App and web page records

-----

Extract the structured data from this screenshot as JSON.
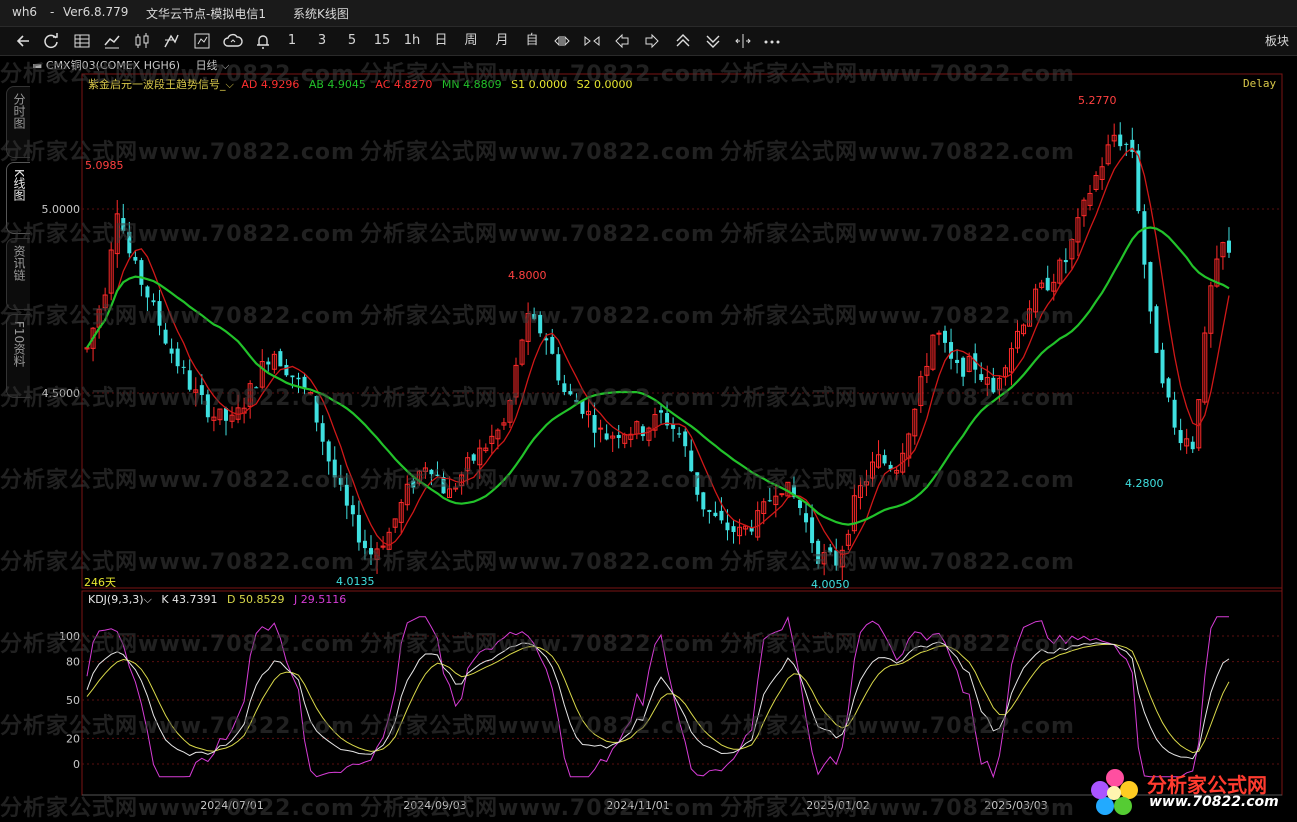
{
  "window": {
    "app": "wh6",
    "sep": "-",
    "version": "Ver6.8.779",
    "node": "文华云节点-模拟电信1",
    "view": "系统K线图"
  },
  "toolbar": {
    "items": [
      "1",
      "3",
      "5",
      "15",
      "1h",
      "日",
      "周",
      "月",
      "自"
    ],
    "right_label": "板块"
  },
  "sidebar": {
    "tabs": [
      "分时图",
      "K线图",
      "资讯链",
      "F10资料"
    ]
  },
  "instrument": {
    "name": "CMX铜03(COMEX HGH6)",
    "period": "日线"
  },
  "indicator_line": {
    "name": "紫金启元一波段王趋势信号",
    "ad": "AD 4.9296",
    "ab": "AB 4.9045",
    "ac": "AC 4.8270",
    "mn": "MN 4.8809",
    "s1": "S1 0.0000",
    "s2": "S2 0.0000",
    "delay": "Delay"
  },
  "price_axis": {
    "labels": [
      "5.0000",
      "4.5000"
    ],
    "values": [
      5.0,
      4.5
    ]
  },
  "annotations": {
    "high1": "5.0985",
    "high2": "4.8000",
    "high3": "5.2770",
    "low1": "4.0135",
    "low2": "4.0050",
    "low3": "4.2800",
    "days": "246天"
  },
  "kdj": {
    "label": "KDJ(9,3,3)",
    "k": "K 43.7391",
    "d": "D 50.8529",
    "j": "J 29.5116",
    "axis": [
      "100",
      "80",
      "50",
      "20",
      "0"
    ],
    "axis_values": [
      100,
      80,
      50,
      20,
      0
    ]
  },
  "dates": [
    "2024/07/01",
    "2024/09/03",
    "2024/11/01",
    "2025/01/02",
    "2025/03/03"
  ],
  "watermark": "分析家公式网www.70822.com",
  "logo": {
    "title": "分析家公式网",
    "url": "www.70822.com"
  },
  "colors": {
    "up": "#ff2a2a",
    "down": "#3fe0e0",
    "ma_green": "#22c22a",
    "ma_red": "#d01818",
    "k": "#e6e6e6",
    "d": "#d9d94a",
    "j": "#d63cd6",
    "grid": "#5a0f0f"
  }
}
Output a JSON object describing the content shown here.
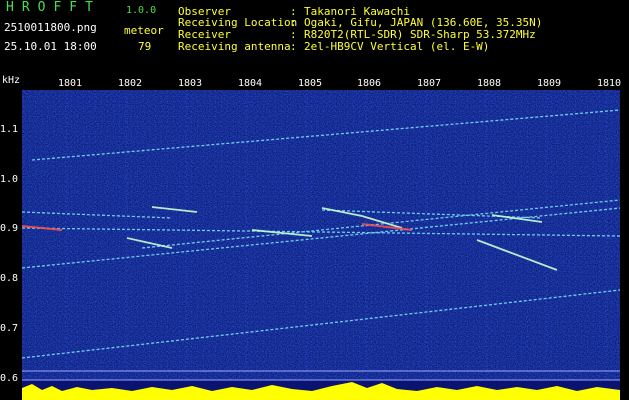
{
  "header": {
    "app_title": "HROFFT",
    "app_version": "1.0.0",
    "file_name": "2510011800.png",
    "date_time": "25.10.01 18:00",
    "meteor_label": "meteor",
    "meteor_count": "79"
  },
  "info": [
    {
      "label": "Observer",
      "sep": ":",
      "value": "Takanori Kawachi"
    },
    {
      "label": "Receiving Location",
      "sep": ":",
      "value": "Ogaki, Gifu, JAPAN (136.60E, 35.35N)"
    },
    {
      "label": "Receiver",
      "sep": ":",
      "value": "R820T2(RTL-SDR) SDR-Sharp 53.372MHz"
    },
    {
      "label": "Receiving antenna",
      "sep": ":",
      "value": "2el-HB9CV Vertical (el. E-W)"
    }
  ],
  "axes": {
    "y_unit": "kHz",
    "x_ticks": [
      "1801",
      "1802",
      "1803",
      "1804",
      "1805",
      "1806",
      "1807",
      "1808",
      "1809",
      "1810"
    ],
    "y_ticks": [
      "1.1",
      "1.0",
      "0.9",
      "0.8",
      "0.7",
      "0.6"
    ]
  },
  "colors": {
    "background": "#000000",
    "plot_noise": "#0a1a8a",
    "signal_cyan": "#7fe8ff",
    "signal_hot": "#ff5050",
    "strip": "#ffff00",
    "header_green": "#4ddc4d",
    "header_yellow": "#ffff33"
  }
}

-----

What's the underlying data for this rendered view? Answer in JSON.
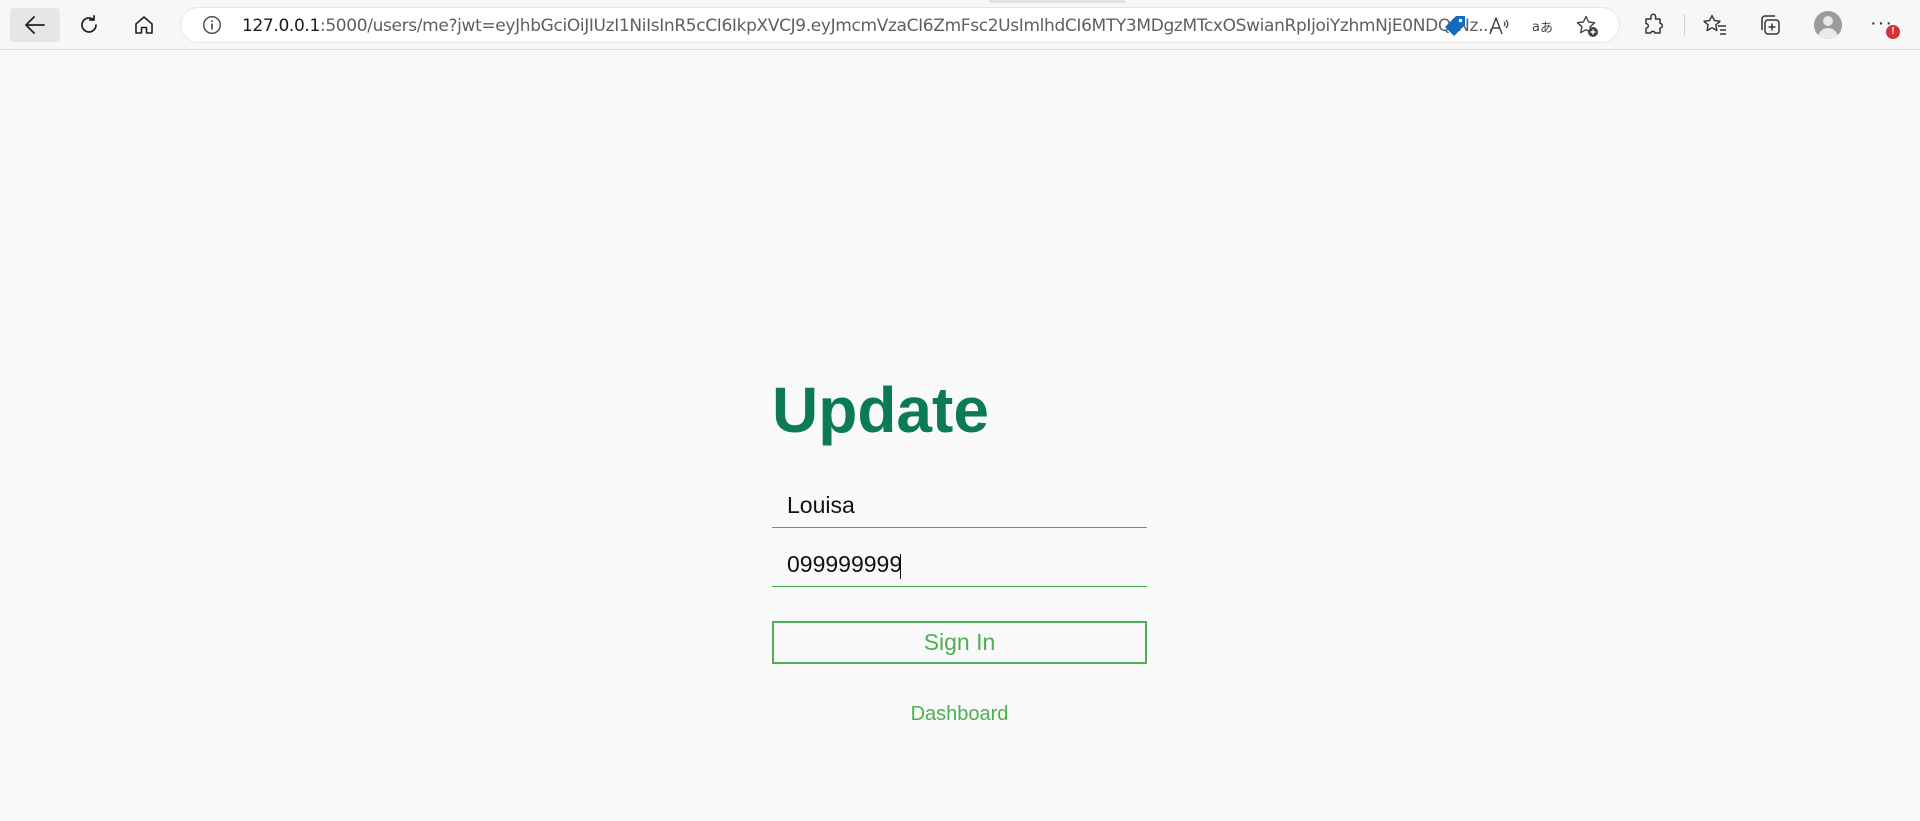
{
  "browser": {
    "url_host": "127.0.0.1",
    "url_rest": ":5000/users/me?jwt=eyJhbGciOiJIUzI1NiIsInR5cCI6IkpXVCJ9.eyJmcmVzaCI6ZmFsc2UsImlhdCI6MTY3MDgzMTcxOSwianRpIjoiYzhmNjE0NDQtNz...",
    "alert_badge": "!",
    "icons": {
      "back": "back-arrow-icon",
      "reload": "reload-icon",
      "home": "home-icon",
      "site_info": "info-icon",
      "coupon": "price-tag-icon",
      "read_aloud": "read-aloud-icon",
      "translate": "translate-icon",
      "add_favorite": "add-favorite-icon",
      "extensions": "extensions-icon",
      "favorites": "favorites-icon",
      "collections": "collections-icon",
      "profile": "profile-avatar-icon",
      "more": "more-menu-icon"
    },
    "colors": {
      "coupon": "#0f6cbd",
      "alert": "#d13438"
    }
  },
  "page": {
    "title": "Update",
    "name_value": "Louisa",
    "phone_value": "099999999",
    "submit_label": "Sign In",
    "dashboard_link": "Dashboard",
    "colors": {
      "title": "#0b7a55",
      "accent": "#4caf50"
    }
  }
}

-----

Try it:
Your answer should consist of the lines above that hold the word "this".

Response:
Extract the structured data from this screenshot as JSON.
What's the underlying data for this rendered view? Answer in JSON.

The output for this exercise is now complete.